Three main activities are being developed under this task in the project. The first activity includes the analysis of past fires involving WUI cases to extract lessons that can be integrated into good practices and develop new policies. The second refers to the definition of good practices for risk mitigation in the WUI, considering the protection of infrastructures and properties while considering “build back better” approaches in the restoration planning after fires. The third line of activity relates to the involvement of citizens as a crucial factor in reducing fire risk in the WUI. This includes developing guidelines on designing and implementing citizen engagement strategies and producing training materials to improve citizens’ capacity to contribute to wildfire risk management.
5. Adapt to future fire risks induced by climate change
The 2022 wildfires have shown the potential of future wildfires in the EU: changes in their characteristics in terms of intensity and size of the areas affected, the higher intensity with increased fuel consumption, and long vegetation burning (several days), often leading to stand-replacing fires. Nowadays, wildfire affects constantly regions in Central, Eastern, and Northern Europe that haven’t experienced wildfires (relative to the current fire regime) of such large scale before.
Specialized FirEUrisk teams work on projections of future fire risk conditions by combining land-use and climate scenarios as forcings to fire-enabled Dynamic Global Vegetation Models. The objective is to understand how changes in vegetation growth and mortality generate fuel that increases fire risk and how this situation can provide feedback to recovery and vegetation succession across Europe. When comparing the outcomes of different scenarios, the team will evaluate the changes in the impacts of climate extremes, changes in overall fire regimes under changing vegetation conditions, and the overall potential for adapting to future fire risk, for instance, as regards fuel management aspects. The FirEUrisk will deliver scenario-based data sets allowing experts to explore potential future scenarios and contextualise different options for adapting the European landscapes to climate change.
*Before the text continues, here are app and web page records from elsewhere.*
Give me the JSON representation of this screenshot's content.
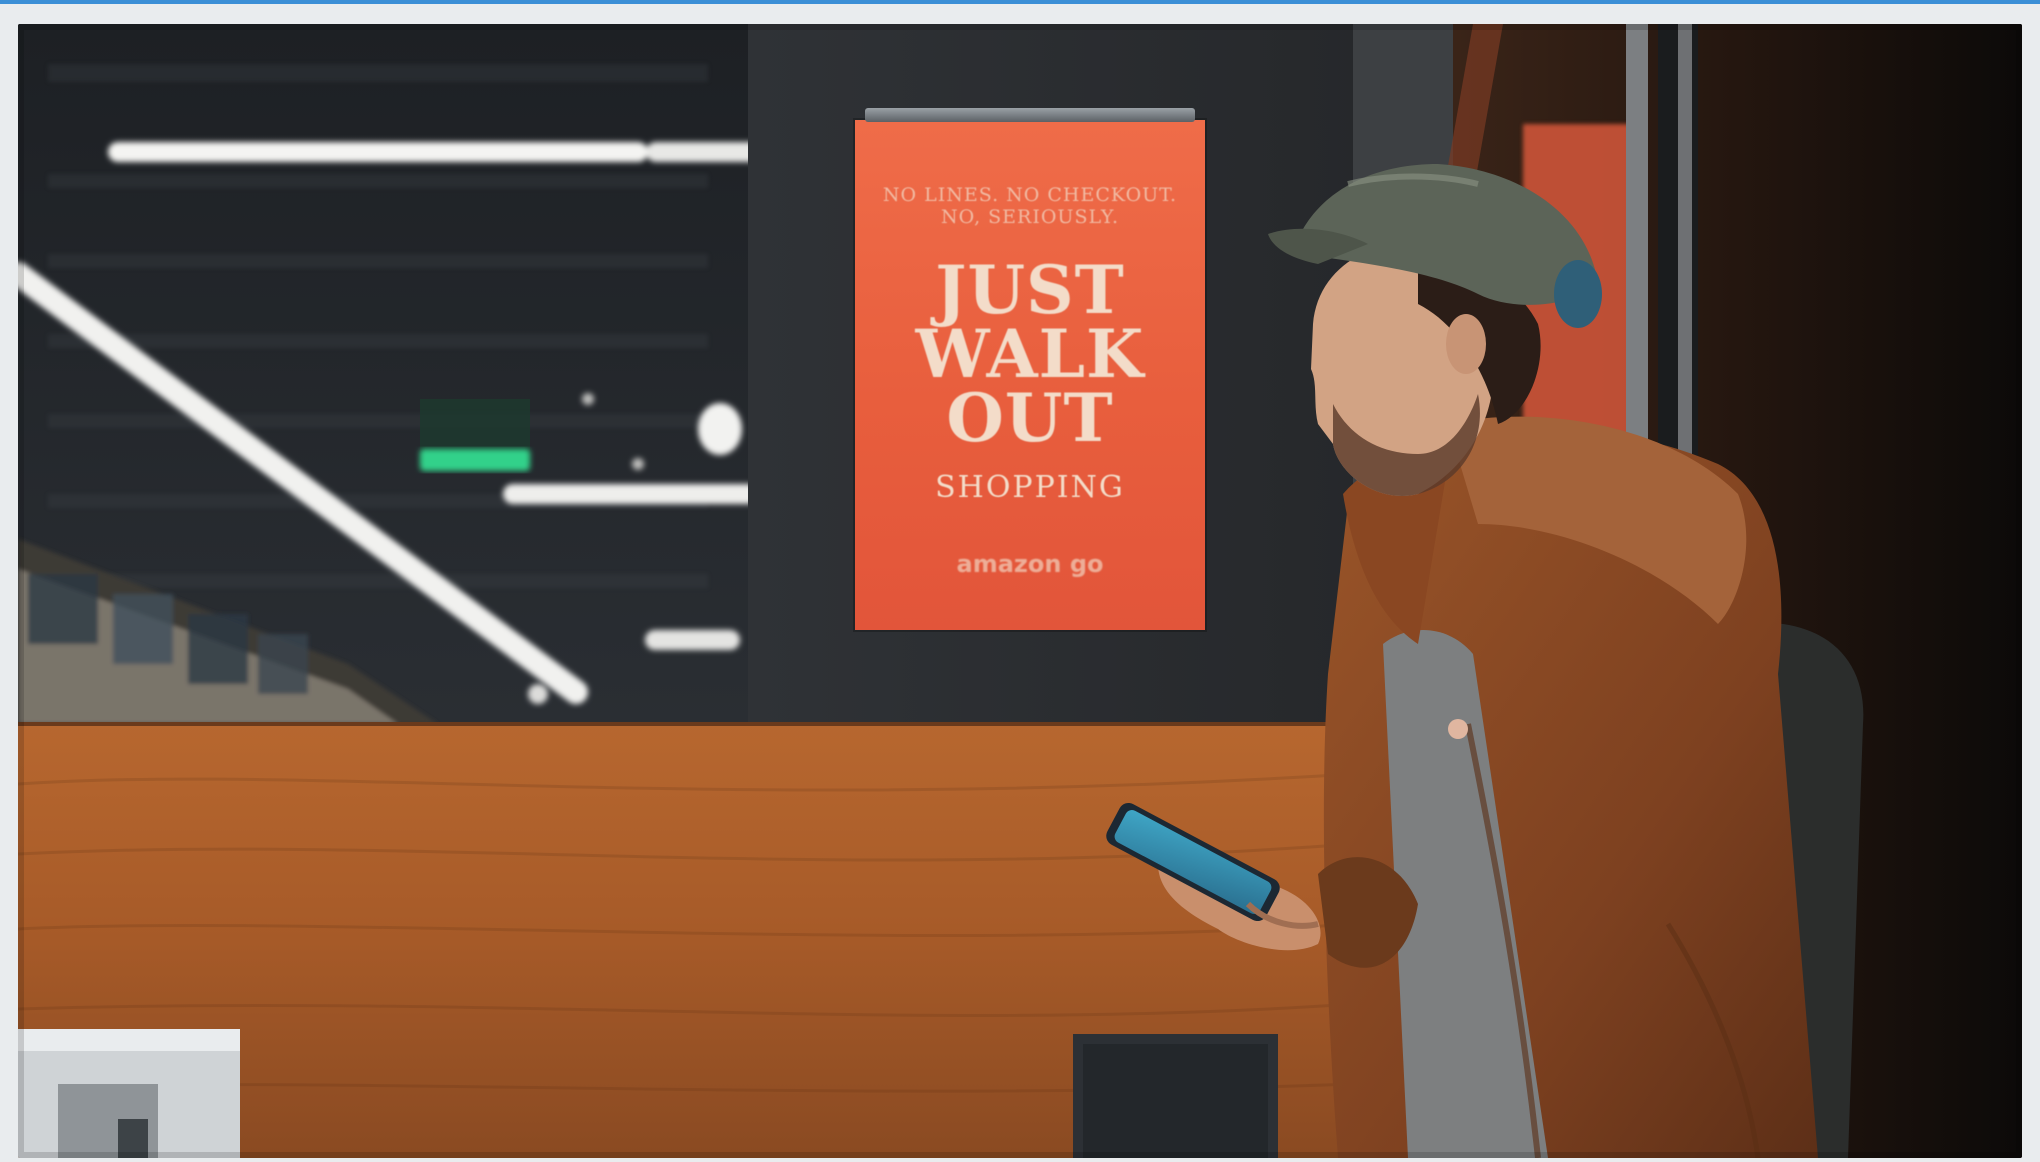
{
  "poster": {
    "small_text": "NO LINES. NO CHECKOUT.\nNO, SERIOUSLY.",
    "line1": "JUST",
    "line2": "WALK",
    "line3": "OUT",
    "line4": "SHOPPING",
    "brand": "amazon go"
  },
  "colors": {
    "poster_orange": "#e85e3d",
    "wood_panel": "#a5592a",
    "jacket": "#8b4a22",
    "frame_accent": "#3b8fd6"
  },
  "icons": {
    "phone": "smartphone-icon",
    "exit_sign": "exit-sign-icon"
  }
}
The technical management committee of the FirEUrisk Project
3rd October 2022